Objective: In pediatrics, ultrasound allows for sufficient visualization of intracerebral hemorrhage (ICH). Due to the cranium, in adulthood ultrasound images contain multiple artefacts so that the diagnosis of ICH is hindered. This is based on scattering and attentuation of the ultrasound. However, considering these artefacts, intracerebral structures can be detected as long as there is a sufficient acoustic window. We evaluated the cranium, the echogenic properties of subcortical brain parenchyma and a previously diagnosed ICH in a series of 5 patients with multifractal analysis. Based on the concept by Mandelbrot, multifractals describe images with non-linear structures containing density turnovers.
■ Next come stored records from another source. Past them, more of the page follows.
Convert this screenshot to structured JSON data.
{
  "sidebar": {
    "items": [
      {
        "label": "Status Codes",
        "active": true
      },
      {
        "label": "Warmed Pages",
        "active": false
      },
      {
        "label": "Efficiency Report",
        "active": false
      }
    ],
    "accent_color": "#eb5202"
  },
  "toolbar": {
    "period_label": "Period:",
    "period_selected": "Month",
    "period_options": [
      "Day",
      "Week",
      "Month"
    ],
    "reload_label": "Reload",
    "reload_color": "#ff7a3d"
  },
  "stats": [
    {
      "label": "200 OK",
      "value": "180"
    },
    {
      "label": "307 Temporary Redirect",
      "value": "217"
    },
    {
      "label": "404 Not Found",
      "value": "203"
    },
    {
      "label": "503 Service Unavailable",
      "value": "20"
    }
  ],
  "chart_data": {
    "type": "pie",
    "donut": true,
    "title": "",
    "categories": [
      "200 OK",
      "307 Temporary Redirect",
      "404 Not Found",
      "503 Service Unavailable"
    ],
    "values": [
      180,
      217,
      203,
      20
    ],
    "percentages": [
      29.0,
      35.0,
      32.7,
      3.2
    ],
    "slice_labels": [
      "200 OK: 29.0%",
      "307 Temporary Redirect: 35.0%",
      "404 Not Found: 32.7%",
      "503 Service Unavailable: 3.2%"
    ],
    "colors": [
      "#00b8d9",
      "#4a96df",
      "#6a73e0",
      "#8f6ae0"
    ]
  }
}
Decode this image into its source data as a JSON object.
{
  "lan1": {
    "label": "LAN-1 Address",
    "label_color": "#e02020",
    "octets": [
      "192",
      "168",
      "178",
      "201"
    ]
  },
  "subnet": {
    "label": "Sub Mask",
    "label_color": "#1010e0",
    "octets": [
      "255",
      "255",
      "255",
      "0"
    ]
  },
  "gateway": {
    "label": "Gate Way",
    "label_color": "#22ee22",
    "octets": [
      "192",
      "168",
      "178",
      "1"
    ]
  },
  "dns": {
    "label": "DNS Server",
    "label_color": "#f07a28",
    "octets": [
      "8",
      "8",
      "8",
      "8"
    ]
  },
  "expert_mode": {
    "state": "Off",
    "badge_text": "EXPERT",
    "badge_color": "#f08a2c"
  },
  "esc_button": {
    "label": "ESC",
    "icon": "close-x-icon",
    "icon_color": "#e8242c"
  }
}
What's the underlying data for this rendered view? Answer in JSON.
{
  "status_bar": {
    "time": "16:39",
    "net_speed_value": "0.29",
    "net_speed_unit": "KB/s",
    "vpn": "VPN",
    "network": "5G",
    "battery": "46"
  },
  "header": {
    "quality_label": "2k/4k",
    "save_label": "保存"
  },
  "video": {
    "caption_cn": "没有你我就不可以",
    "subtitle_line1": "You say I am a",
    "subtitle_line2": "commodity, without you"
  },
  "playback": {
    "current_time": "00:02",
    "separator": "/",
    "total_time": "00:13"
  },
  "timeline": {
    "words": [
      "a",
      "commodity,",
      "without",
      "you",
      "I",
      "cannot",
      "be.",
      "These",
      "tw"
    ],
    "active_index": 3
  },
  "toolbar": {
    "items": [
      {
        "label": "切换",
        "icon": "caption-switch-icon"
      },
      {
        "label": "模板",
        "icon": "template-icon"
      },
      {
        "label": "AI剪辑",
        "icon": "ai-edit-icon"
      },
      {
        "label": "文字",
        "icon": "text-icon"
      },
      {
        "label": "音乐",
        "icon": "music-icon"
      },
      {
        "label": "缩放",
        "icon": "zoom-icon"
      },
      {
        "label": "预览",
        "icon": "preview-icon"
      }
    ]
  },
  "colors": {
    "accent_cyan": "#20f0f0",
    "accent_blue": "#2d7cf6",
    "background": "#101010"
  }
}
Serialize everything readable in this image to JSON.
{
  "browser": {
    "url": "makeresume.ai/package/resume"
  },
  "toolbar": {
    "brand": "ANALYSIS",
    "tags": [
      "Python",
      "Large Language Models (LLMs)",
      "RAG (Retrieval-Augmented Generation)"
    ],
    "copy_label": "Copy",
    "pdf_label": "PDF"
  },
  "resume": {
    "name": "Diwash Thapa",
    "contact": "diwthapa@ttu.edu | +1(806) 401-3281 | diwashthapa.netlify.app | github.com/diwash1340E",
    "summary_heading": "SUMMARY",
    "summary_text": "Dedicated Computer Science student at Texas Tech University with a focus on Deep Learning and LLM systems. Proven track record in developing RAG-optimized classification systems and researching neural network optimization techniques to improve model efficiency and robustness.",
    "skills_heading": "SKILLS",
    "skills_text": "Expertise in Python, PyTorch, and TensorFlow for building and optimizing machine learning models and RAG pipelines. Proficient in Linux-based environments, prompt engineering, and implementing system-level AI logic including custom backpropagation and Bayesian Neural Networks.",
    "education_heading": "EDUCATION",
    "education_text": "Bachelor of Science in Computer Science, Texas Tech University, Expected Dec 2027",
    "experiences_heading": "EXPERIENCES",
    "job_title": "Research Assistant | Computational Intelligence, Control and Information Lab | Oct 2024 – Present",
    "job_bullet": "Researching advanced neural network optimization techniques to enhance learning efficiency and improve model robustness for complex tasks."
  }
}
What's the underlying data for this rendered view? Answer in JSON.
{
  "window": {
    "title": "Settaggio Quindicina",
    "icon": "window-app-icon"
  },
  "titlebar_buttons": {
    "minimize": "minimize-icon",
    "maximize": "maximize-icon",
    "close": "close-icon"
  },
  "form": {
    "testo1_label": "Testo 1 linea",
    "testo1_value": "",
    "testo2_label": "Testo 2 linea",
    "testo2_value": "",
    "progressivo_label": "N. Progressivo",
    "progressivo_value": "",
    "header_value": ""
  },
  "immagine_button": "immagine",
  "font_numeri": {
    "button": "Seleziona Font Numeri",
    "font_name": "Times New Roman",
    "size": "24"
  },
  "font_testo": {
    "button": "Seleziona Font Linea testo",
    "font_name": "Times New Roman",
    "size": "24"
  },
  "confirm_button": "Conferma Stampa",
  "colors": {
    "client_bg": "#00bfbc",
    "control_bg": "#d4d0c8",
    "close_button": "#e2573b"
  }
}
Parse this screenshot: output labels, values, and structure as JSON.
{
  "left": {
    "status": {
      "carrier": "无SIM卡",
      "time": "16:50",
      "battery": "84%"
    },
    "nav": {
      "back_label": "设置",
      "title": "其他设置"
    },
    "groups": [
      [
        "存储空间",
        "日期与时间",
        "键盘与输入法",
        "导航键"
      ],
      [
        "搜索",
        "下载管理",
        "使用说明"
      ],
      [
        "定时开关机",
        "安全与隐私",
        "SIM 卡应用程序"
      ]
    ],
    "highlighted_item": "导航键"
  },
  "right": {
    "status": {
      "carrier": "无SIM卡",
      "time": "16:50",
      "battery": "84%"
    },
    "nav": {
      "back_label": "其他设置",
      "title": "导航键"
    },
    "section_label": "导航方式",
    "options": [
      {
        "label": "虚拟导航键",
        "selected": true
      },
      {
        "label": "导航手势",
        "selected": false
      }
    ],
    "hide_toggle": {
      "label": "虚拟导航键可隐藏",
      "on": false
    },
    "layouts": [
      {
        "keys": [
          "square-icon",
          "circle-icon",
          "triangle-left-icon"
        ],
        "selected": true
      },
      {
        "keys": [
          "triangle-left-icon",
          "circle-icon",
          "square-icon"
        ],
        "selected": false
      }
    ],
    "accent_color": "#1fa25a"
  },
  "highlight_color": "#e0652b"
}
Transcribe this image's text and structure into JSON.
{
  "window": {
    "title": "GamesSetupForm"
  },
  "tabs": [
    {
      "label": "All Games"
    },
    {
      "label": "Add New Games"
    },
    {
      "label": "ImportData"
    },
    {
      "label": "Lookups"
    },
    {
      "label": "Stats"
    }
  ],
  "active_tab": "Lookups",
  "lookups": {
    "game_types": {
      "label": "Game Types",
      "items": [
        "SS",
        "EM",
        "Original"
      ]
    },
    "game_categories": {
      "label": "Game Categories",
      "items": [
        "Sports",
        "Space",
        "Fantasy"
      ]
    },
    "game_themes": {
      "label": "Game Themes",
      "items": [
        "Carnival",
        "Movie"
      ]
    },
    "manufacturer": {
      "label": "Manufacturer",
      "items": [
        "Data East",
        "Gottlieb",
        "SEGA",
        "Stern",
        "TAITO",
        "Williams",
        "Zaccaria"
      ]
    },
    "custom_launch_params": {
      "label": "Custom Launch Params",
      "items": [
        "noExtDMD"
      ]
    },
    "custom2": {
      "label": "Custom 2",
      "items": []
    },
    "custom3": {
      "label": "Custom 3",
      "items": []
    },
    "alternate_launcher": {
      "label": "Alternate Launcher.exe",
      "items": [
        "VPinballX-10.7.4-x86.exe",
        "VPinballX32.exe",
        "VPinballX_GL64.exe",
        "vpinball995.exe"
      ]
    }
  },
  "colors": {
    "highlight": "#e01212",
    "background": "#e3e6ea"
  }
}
Methods: Five patients with ICH were evaluated with tissue harmonic imaging of a Siemens SonoLine Elegra, equipped with a 2.5 MHz multiarray probe. The mechanical index was 1.2 and the total gain was adapted until adequate visualization of the intracerebral structures was achieved. After depicting the landmarks mesencephalon, thalamus, third ventrical, opposite lateral ventricle and the contralateral cranium, the ICH, which was previously detected in cranial computed tomography, was also displayed and saved as DICOM. The digital RGB images were subsequently converted into 8-bit grayscale images and normalized according to the histogram. A 30x30 pixel region of interest (ROI) was placed in each of the following: brain parenchyma, ICH and contralateral cranium. The f(α)-spectrum was displayed with multifractal analysis, whereby α(q) with highly positive q-values corresponds to regions with high densitiy and α(q) with highly negative q-values corresponds to regions with low density. To determine the density, ∆α = αmax - αmin was calculated. The t-test was used for comparison of the mean-values.

Results: Mean ∆α was 1.25 (SD 0.15) for ROIs in ICH, 1.67 (0.12) for parenchyma and 1.41 (0.18) for the contralateral cranium. This was statistically significant for ICH/parenchyma (p < 0.001) and cranium/ICH (p < 0.001).

Conclusions: Multifractal analysis of ultrasound data contributes to the differentiation between brain parenchyma and ICH. This can be used as a bedside examination. The hypothesis needs to be strengthened with a larger patient collective to prove that ultrasound is a reliable tool in the primary diagnostics and follow-up for patients with ICH.